A progressive discipline system is the best way to correct employee performance problems. It’s also the best way to protect against wrongful termination lawsuits. It allows you to ensure that any employee fired because of inferior performance was treated fairly and in accordance with your company’s policies. Here’s a five-step model for progressive discipline:
Amid layoffs, furloughs, pay cuts and frozen salaries, most organizations are holding onto their work/life benefits during the recession. And some of them are using flextime, telework and other employee favorites as cost-cutting strategies. Here are nine ways your organization can make strategic use of work/life benefits to cut costs, save jobs and pump up employee morale during the recession.
It’s no picnic when you have to fire people for poor performance.
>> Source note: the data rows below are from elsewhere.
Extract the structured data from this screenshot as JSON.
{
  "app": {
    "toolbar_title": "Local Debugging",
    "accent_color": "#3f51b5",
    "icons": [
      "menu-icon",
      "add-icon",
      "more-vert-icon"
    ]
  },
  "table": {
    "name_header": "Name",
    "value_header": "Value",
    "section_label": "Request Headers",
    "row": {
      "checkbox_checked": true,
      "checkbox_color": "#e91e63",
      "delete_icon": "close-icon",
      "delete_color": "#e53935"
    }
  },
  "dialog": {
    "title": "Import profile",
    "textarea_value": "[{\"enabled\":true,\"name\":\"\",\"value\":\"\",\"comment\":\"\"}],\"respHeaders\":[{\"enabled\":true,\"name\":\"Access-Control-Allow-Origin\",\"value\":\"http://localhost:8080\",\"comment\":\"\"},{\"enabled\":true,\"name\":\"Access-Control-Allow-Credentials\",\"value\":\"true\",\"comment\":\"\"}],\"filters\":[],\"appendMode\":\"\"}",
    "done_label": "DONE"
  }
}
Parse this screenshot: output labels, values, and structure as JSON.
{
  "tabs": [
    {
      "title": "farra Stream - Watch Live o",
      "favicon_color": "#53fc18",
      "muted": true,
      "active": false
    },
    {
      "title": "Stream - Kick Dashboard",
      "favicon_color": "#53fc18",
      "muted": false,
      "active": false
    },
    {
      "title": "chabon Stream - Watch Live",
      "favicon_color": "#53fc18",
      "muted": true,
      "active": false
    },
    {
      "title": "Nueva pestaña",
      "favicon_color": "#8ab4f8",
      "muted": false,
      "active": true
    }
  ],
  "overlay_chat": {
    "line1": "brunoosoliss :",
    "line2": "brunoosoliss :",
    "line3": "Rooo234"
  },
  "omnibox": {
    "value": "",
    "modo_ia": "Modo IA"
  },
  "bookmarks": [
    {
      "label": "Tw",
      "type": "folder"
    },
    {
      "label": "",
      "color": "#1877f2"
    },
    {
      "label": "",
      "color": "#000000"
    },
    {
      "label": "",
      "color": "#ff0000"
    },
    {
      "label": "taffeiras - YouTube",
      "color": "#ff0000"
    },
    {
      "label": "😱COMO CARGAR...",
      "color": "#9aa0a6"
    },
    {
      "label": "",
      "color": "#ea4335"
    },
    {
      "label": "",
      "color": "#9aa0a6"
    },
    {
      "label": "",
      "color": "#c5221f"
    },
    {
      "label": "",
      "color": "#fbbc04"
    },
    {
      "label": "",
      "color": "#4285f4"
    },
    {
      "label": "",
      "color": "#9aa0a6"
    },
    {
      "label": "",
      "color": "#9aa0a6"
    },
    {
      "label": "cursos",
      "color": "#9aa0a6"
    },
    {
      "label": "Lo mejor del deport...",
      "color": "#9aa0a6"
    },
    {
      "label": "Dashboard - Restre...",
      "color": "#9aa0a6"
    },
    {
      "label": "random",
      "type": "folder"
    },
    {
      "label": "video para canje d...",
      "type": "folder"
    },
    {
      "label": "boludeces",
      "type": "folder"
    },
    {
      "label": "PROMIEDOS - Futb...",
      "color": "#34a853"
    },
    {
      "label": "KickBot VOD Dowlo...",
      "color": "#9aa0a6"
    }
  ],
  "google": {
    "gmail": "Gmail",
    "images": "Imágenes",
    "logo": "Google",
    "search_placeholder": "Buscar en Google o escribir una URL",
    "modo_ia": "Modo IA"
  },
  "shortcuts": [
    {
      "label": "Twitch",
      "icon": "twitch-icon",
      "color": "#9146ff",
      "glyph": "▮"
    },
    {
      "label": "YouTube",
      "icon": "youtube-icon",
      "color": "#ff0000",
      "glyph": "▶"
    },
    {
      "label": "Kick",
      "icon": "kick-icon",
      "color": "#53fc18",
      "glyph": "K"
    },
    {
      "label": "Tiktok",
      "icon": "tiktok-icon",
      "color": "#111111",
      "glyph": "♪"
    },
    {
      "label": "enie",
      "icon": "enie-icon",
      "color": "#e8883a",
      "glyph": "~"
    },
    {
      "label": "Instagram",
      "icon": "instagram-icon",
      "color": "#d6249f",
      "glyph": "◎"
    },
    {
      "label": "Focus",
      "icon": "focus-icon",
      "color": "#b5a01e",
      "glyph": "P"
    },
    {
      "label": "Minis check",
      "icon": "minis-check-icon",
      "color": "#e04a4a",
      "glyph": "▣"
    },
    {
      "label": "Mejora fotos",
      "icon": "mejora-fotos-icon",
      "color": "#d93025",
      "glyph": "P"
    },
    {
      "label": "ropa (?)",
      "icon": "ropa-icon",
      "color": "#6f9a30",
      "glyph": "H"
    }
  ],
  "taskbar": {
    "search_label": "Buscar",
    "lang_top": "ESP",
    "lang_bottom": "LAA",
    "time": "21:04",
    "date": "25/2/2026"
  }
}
Wayne Downing, a retired four-star general who ran the U.S. Army Special Forces, says you’ve got to do it. His advice:
It often makes sense to give a fresh start to a poorly performing employee who has been complaining about discrimination. Place her in another position with a new supervisor, new co-workers and a clean disciplinary record. Then if her workplace problems persist, you can terminate her without worrying about retaliation claims.
What if a management consultant suggests that you find “young, energetic” people to take over? A court ruling last week sends a clear warning: Be careful who you listen to for advice … and where you write it down.
Sometimes, it takes a new manager or supervisor to see how poorly an employee is performing. If an employee who has been getting good reviews suddenly appears to slump under new leadership, don’t jump the gun and discipline the employee right away. Here’s a better approach ...
The 2nd Circuit Court of Appeals has ruled that an employee who was passed over for a promotion can’t later use the poor performance of the person who got the job to prove the decision was discriminatory. The case shows that courts are willing to let employers make mistakes; they won’t micromanage hiring and promotion decisions.